RECORDS SUPPLIED:

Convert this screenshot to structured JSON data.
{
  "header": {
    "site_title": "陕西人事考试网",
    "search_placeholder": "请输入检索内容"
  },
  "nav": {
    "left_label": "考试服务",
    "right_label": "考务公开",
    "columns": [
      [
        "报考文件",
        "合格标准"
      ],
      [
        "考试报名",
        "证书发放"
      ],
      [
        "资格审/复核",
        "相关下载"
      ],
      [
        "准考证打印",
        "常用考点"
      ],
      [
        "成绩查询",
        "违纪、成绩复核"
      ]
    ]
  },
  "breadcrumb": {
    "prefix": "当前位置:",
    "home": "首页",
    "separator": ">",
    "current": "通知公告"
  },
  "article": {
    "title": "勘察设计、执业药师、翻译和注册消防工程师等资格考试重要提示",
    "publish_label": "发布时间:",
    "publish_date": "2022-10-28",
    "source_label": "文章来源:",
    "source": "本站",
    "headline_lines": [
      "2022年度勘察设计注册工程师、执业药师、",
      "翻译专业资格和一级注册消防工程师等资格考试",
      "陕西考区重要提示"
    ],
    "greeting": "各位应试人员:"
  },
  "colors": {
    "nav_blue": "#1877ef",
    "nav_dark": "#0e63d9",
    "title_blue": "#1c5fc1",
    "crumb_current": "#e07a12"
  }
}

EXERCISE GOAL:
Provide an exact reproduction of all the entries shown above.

RESULT FOR THIS EXERCISE:
Convert this screenshot to structured JSON data.
{
  "header": {
    "site_title": "陕西人事考试网",
    "search_placeholder": "请输入检索内容"
  },
  "nav": {
    "left_label": "考试服务",
    "right_label": "考务公开",
    "columns": [
      [
        "报考文件",
        "合格标准"
      ],
      [
        "考试报名",
        "证书发放"
      ],
      [
        "资格审/复核",
        "相关下载"
      ],
      [
        "准考证打印",
        "常用考点"
      ],
      [
        "成绩查询",
        "违纪、成绩复核"
      ]
    ]
  },
  "breadcrumb": {
    "prefix": "当前位置:",
    "home": "首页",
    "separator": ">",
    "current": "通知公告"
  },
  "article": {
    "title": "勘察设计、执业药师、翻译和注册消防工程师等资格考试重要提示",
    "publish_label": "发布时间:",
    "publish_date": "2022-10-28",
    "source_label": "文章来源:",
    "source": "本站",
    "headline_lines": [
      "2022年度勘察设计注册工程师、执业药师、",
      "翻译专业资格和一级注册消防工程师等资格考试",
      "陕西考区重要提示"
    ],
    "greeting": "各位应试人员:"
  },
  "colors": {
    "nav_blue": "#1877ef",
    "nav_dark": "#0e63d9",
    "title_blue": "#1c5fc1",
    "crumb_current": "#e07a12"
  }
}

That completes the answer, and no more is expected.